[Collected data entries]
###

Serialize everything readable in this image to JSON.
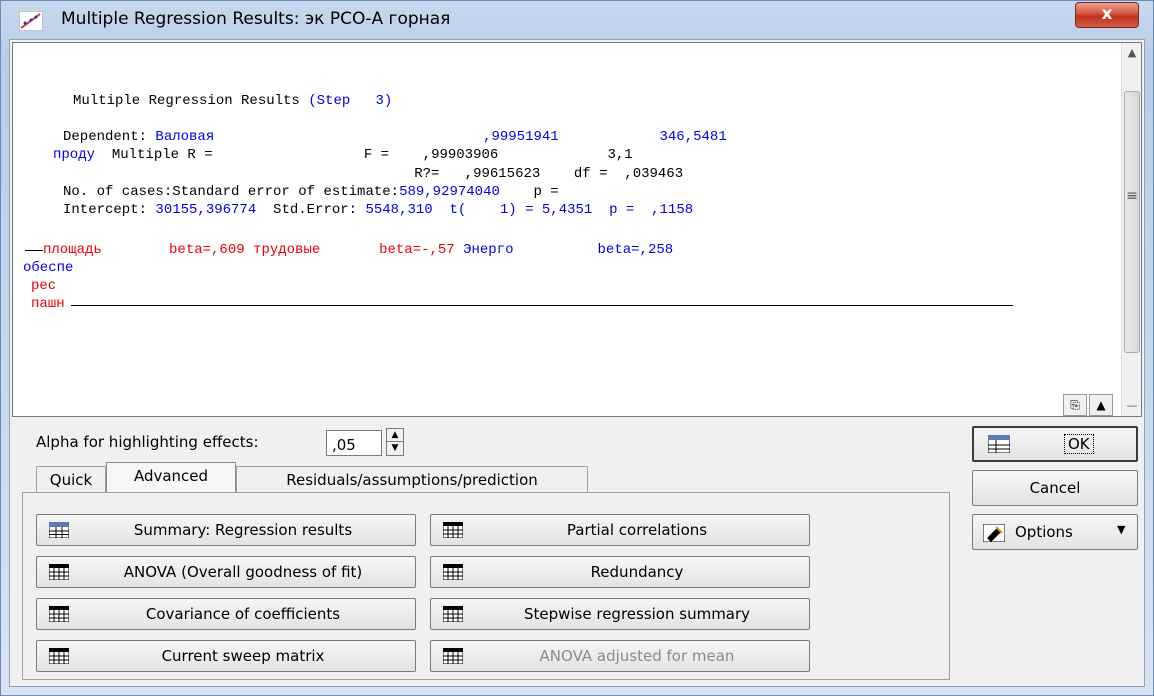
{
  "window": {
    "title": "Multiple Regression Results: эк РСО-А горная",
    "close_label": "x"
  },
  "output": {
    "line1": {
      "a": "Multiple Regression Results ",
      "b": "(Step   3)"
    },
    "line2": {
      "a": "Dependent: ",
      "b": "Валовая",
      "c": "                                ,99951941            346,5481"
    },
    "line3": {
      "a": "проду",
      "b": "  Multiple R =                  F =    ,99903906             3,1"
    },
    "line4": {
      "a": "                                           R?=   ,99615623    df =  ,039463"
    },
    "line5": {
      "a": "No. of cases:Standard error of estimate:",
      "b": "589,92974040",
      "c": "    p ="
    },
    "line6": {
      "a": "Intercept: ",
      "b": "30155,396774",
      "c": "  Std.Error: ",
      "d": "5548,310  t(    1) = 5,4351  p =  ,1158"
    },
    "line7": {
      "a": "площадь",
      "b": "        beta=,609 ",
      "c": "трудовые",
      "d": "       beta=-,57 ",
      "e": "Энерго",
      "f": "          beta=,258"
    },
    "line8": "обеспе",
    "line9": "рес",
    "line10": "пашн"
  },
  "alpha": {
    "label": "Alpha for highlighting effects:",
    "value": ",05"
  },
  "tabs": [
    "Quick",
    "Advanced",
    "Residuals/assumptions/prediction"
  ],
  "buttons": {
    "summary": "Summary:  Regression results",
    "partial": "Partial correlations",
    "anova": "ANOVA (Overall goodness of fit)",
    "redundancy": "Redundancy",
    "covariance": "Covariance of coefficients",
    "stepwise": "Stepwise regression summary",
    "sweep": "Current sweep matrix",
    "anova_mean": "ANOVA adjusted for mean"
  },
  "side": {
    "ok": "OK",
    "cancel": "Cancel",
    "options": "Options"
  }
}
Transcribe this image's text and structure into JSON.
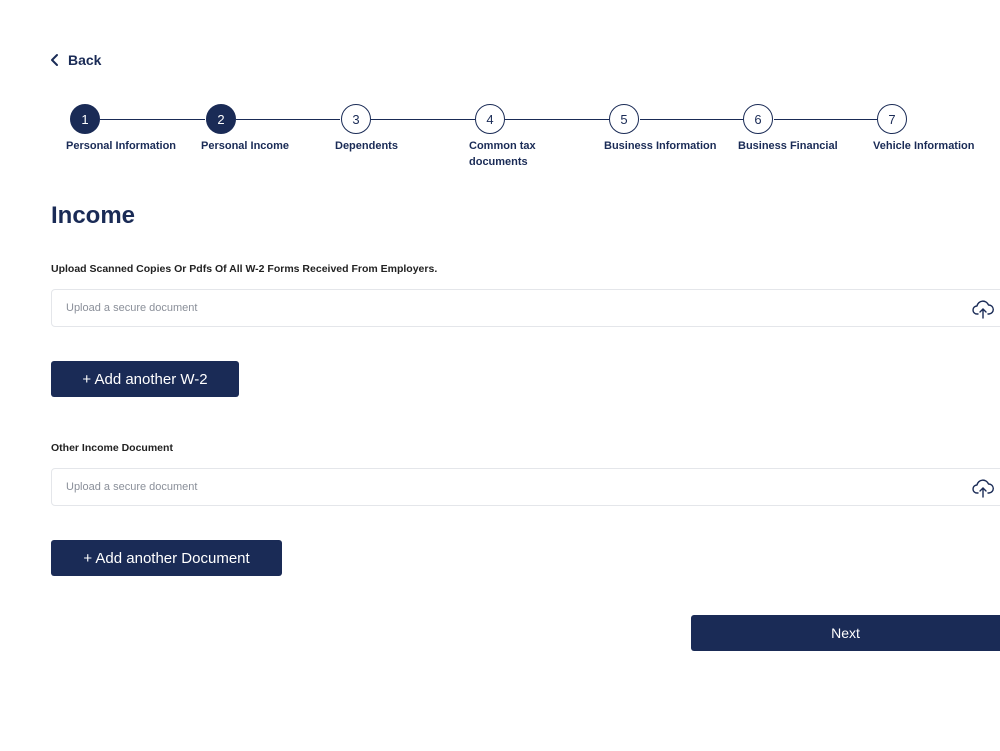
{
  "nav": {
    "back_label": "Back"
  },
  "stepper": {
    "steps": [
      {
        "number": "1",
        "label": "Personal Information",
        "state": "completed"
      },
      {
        "number": "2",
        "label": "Personal Income",
        "state": "active"
      },
      {
        "number": "3",
        "label": "Dependents",
        "state": "pending"
      },
      {
        "number": "4",
        "label": "Common tax documents",
        "state": "pending"
      },
      {
        "number": "5",
        "label": "Business Information",
        "state": "pending"
      },
      {
        "number": "6",
        "label": "Business Financial",
        "state": "pending"
      },
      {
        "number": "7",
        "label": "Vehicle Information",
        "state": "pending"
      }
    ]
  },
  "page": {
    "title": "Income"
  },
  "w2": {
    "label": "Upload Scanned Copies Or Pdfs Of All W-2 Forms Received From Employers.",
    "placeholder": "Upload a secure document",
    "add_button": "+ Add another W-2"
  },
  "other": {
    "label": "Other Income Document",
    "placeholder": "Upload a secure document",
    "add_button": "+ Add another Document"
  },
  "footer": {
    "next_label": "Next"
  },
  "colors": {
    "primary": "#1a2b56",
    "border": "#e4e6ea",
    "placeholder": "#8a8f99"
  },
  "icons": {
    "back": "chevron-left-icon",
    "upload": "cloud-upload-icon"
  }
}
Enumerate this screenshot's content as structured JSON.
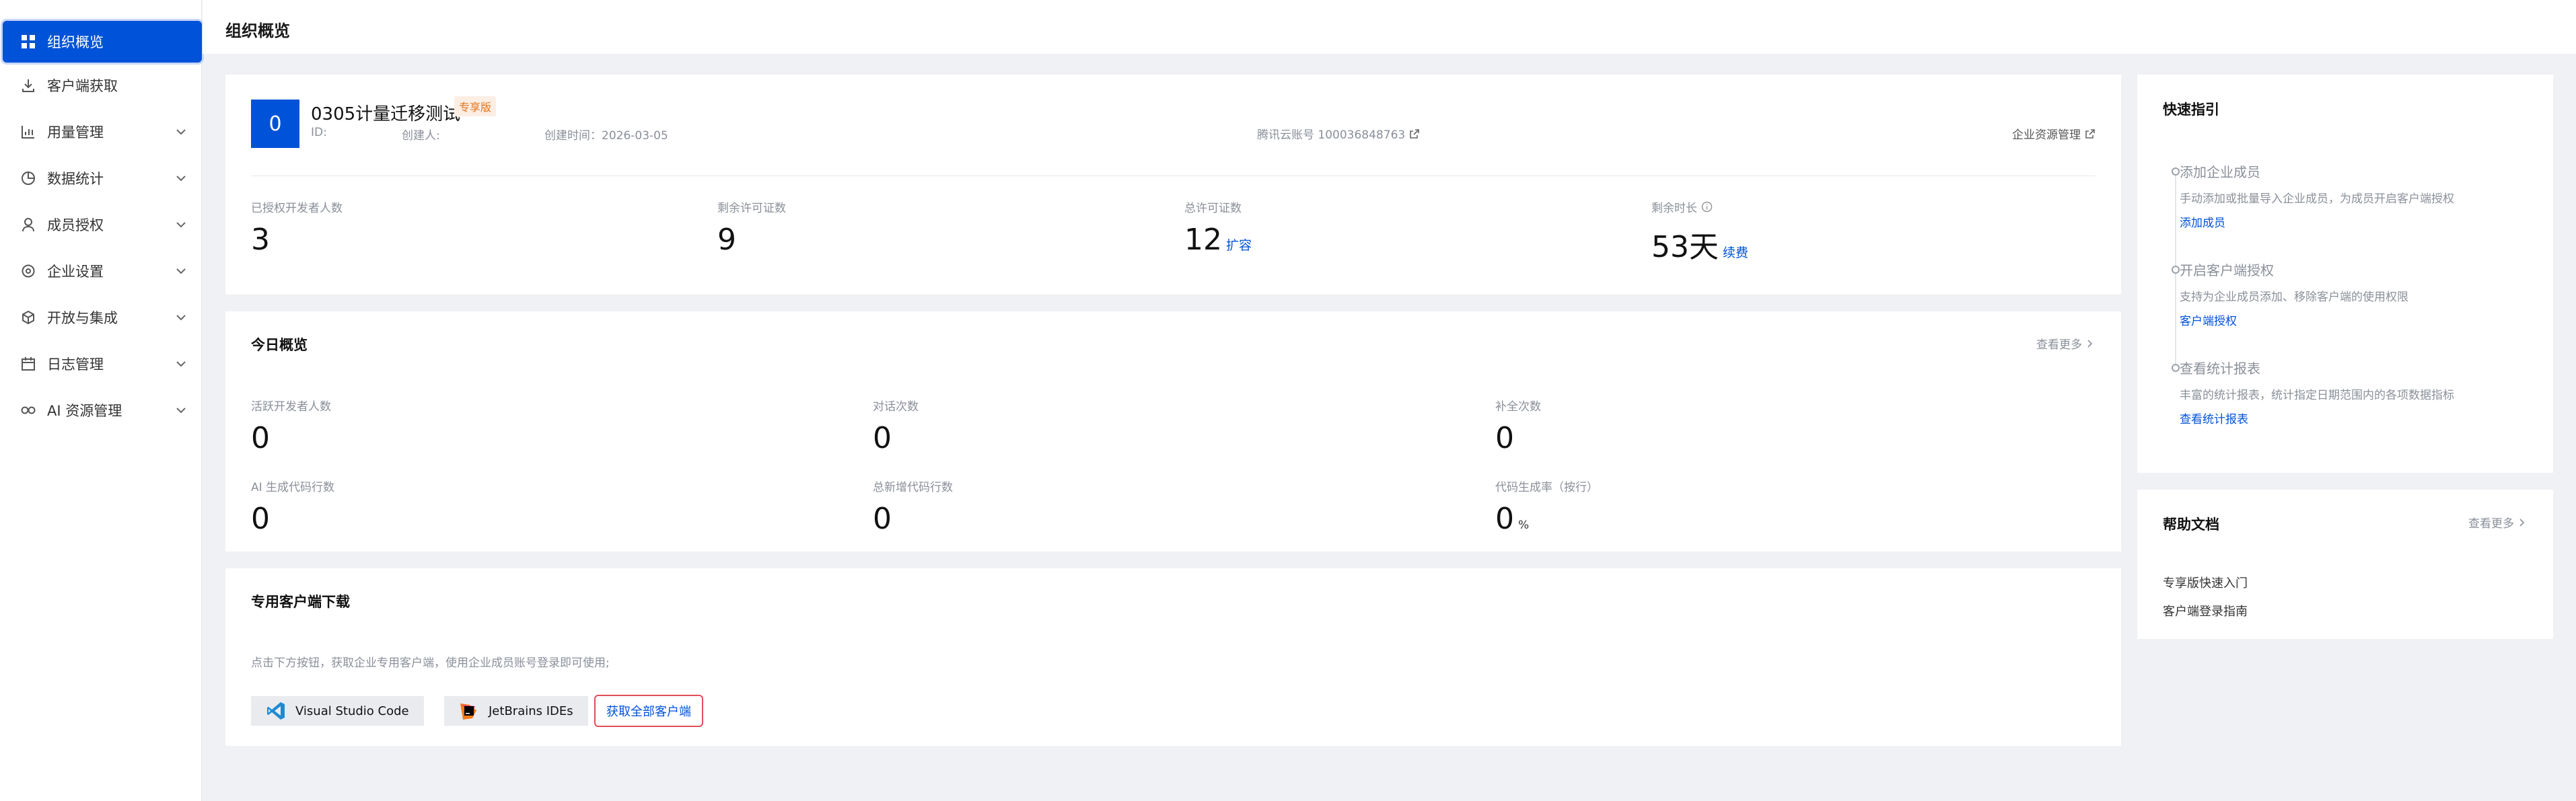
{
  "sidebar": {
    "items": [
      {
        "label": "组织概览",
        "icon": "dashboard-icon"
      },
      {
        "label": "客户端获取",
        "icon": "download-icon"
      },
      {
        "label": "用量管理",
        "icon": "bar-chart-icon"
      },
      {
        "label": "数据统计",
        "icon": "pie-chart-icon"
      },
      {
        "label": "成员授权",
        "icon": "user-icon"
      },
      {
        "label": "企业设置",
        "icon": "gear-icon"
      },
      {
        "label": "开放与集成",
        "icon": "cube-icon"
      },
      {
        "label": "日志管理",
        "icon": "calendar-icon"
      },
      {
        "label": "AI 资源管理",
        "icon": "infinity-icon"
      }
    ]
  },
  "header": {
    "title": "组织概览"
  },
  "org": {
    "avatar": "0",
    "name": "0305计量迁移测试",
    "badge": "专享版",
    "id_label": "ID:",
    "creator_label": "创建人:",
    "created_time": "创建时间：2026-03-05",
    "cloud_account": "腾讯云账号 100036848763",
    "resource_link": "企业资源管理",
    "stats": [
      {
        "label": "已授权开发者人数",
        "value": "3",
        "action": ""
      },
      {
        "label": "剩余许可证数",
        "value": "9",
        "action": ""
      },
      {
        "label": "总许可证数",
        "value": "12",
        "action": "扩容"
      },
      {
        "label": "剩余时长",
        "value": "53天",
        "action": "续费"
      }
    ]
  },
  "today": {
    "title": "今日概览",
    "more": "查看更多",
    "stats": [
      {
        "label": "活跃开发者人数",
        "value": "0",
        "unit": ""
      },
      {
        "label": "对话次数",
        "value": "0",
        "unit": ""
      },
      {
        "label": "补全次数",
        "value": "0",
        "unit": ""
      },
      {
        "label": "AI 生成代码行数",
        "value": "0",
        "unit": ""
      },
      {
        "label": "总新增代码行数",
        "value": "0",
        "unit": ""
      },
      {
        "label": "代码生成率（按行）",
        "value": "0",
        "unit": "%"
      }
    ]
  },
  "download": {
    "title": "专用客户端下载",
    "desc": "点击下方按钮，获取企业专用客户端，使用企业成员账号登录即可使用;",
    "vscode": "Visual Studio Code",
    "jetbrains": "JetBrains IDEs",
    "all": "获取全部客户端"
  },
  "guide": {
    "title": "快速指引",
    "steps": [
      {
        "title": "添加企业成员",
        "desc": "手动添加或批量导入企业成员，为成员开启客户端授权",
        "link": "添加成员"
      },
      {
        "title": "开启客户端授权",
        "desc": "支持为企业成员添加、移除客户端的使用权限",
        "link": "客户端授权"
      },
      {
        "title": "查看统计报表",
        "desc": "丰富的统计报表，统计指定日期范围内的各项数据指标",
        "link": "查看统计报表"
      }
    ]
  },
  "help": {
    "title": "帮助文档",
    "more": "查看更多",
    "links": [
      "专享版快速入门",
      "客户端登录指南"
    ]
  },
  "colors": {
    "accent": "#0052d9",
    "badge_text": "#e37318",
    "badge_bg": "#fdeee4",
    "highlight_border": "#e34d59"
  }
}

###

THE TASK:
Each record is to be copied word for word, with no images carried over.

TASK SOLUTION:
Serialize everything readable in this image to JSON.
{
  "window": {
    "title": "Multiple Regression Results: эк РСО-А горная",
    "close_label": "x"
  },
  "output": {
    "line1": {
      "a": "Multiple Regression Results ",
      "b": "(Step   3)"
    },
    "line2": {
      "a": "Dependent: ",
      "b": "Валовая",
      "c": "                                ,99951941            346,5481"
    },
    "line3": {
      "a": "проду",
      "b": "  Multiple R =                  F =    ,99903906             3,1"
    },
    "line4": {
      "a": "                                           R?=   ,99615623    df =  ,039463"
    },
    "line5": {
      "a": "No. of cases:Standard error of estimate:",
      "b": "589,92974040",
      "c": "    p ="
    },
    "line6": {
      "a": "Intercept: ",
      "b": "30155,396774",
      "c": "  Std.Error: ",
      "d": "5548,310  t(    1) = 5,4351  p =  ,1158"
    },
    "line7": {
      "a": "площадь",
      "b": "        beta=,609 ",
      "c": "трудовые",
      "d": "       beta=-,57 ",
      "e": "Энерго",
      "f": "          beta=,258"
    },
    "line8": "обеспе",
    "line9": "рес",
    "line10": "пашн"
  },
  "alpha": {
    "label": "Alpha for highlighting effects:",
    "value": ",05"
  },
  "tabs": [
    "Quick",
    "Advanced",
    "Residuals/assumptions/prediction"
  ],
  "buttons": {
    "summary": "Summary:  Regression results",
    "partial": "Partial correlations",
    "anova": "ANOVA (Overall goodness of fit)",
    "redundancy": "Redundancy",
    "covariance": "Covariance of coefficients",
    "stepwise": "Stepwise regression summary",
    "sweep": "Current sweep matrix",
    "anova_mean": "ANOVA adjusted for mean"
  },
  "side": {
    "ok": "OK",
    "cancel": "Cancel",
    "options": "Options"
  }
}
Transcribe this image's text and structure into JSON.
{
  "nav": {
    "back_label": "Back"
  },
  "stepper": {
    "steps": [
      {
        "number": "1",
        "label": "Personal Information",
        "state": "completed"
      },
      {
        "number": "2",
        "label": "Personal Income",
        "state": "active"
      },
      {
        "number": "3",
        "label": "Dependents",
        "state": "pending"
      },
      {
        "number": "4",
        "label": "Common tax documents",
        "state": "pending"
      },
      {
        "number": "5",
        "label": "Business Information",
        "state": "pending"
      },
      {
        "number": "6",
        "label": "Business Financial",
        "state": "pending"
      },
      {
        "number": "7",
        "label": "Vehicle Information",
        "state": "pending"
      }
    ]
  },
  "page": {
    "title": "Income"
  },
  "w2": {
    "label": "Upload Scanned Copies Or Pdfs Of All W-2 Forms Received From Employers.",
    "placeholder": "Upload a secure document",
    "add_button": "+ Add another W-2"
  },
  "other": {
    "label": "Other Income Document",
    "placeholder": "Upload a secure document",
    "add_button": "+ Add another Document"
  },
  "footer": {
    "next_label": "Next"
  },
  "colors": {
    "primary": "#1a2b56",
    "border": "#e4e6ea",
    "placeholder": "#8a8f99"
  },
  "icons": {
    "back": "chevron-left-icon",
    "upload": "cloud-upload-icon"
  }
}
Enumerate this screenshot's content as structured JSON.
{
  "sidebar": {
    "items": [
      {
        "label": "组织概览",
        "icon": "dashboard-icon"
      },
      {
        "label": "客户端获取",
        "icon": "download-icon"
      },
      {
        "label": "用量管理",
        "icon": "bar-chart-icon"
      },
      {
        "label": "数据统计",
        "icon": "pie-chart-icon"
      },
      {
        "label": "成员授权",
        "icon": "user-icon"
      },
      {
        "label": "企业设置",
        "icon": "gear-icon"
      },
      {
        "label": "开放与集成",
        "icon": "cube-icon"
      },
      {
        "label": "日志管理",
        "icon": "calendar-icon"
      },
      {
        "label": "AI 资源管理",
        "icon": "infinity-icon"
      }
    ]
  },
  "header": {
    "title": "组织概览"
  },
  "org": {
    "avatar": "0",
    "name": "0305计量迁移测试",
    "badge": "专享版",
    "id_label": "ID:",
    "creator_label": "创建人:",
    "created_time": "创建时间：2026-03-05",
    "cloud_account": "腾讯云账号 100036848763",
    "resource_link": "企业资源管理",
    "stats": [
      {
        "label": "已授权开发者人数",
        "value": "3",
        "action": ""
      },
      {
        "label": "剩余许可证数",
        "value": "9",
        "action": ""
      },
      {
        "label": "总许可证数",
        "value": "12",
        "action": "扩容"
      },
      {
        "label": "剩余时长",
        "value": "53天",
        "action": "续费"
      }
    ]
  },
  "today": {
    "title": "今日概览",
    "more": "查看更多",
    "stats": [
      {
        "label": "活跃开发者人数",
        "value": "0",
        "unit": ""
      },
      {
        "label": "对话次数",
        "value": "0",
        "unit": ""
      },
      {
        "label": "补全次数",
        "value": "0",
        "unit": ""
      },
      {
        "label": "AI 生成代码行数",
        "value": "0",
        "unit": ""
      },
      {
        "label": "总新增代码行数",
        "value": "0",
        "unit": ""
      },
      {
        "label": "代码生成率（按行）",
        "value": "0",
        "unit": "%"
      }
    ]
  },
  "download": {
    "title": "专用客户端下载",
    "desc": "点击下方按钮，获取企业专用客户端，使用企业成员账号登录即可使用;",
    "vscode": "Visual Studio Code",
    "jetbrains": "JetBrains IDEs",
    "all": "获取全部客户端"
  },
  "guide": {
    "title": "快速指引",
    "steps": [
      {
        "title": "添加企业成员",
        "desc": "手动添加或批量导入企业成员，为成员开启客户端授权",
        "link": "添加成员"
      },
      {
        "title": "开启客户端授权",
        "desc": "支持为企业成员添加、移除客户端的使用权限",
        "link": "客户端授权"
      },
      {
        "title": "查看统计报表",
        "desc": "丰富的统计报表，统计指定日期范围内的各项数据指标",
        "link": "查看统计报表"
      }
    ]
  },
  "help": {
    "title": "帮助文档",
    "more": "查看更多",
    "links": [
      "专享版快速入门",
      "客户端登录指南"
    ]
  },
  "colors": {
    "accent": "#0052d9",
    "badge_text": "#e37318",
    "badge_bg": "#fdeee4",
    "highlight_border": "#e34d59"
  }
}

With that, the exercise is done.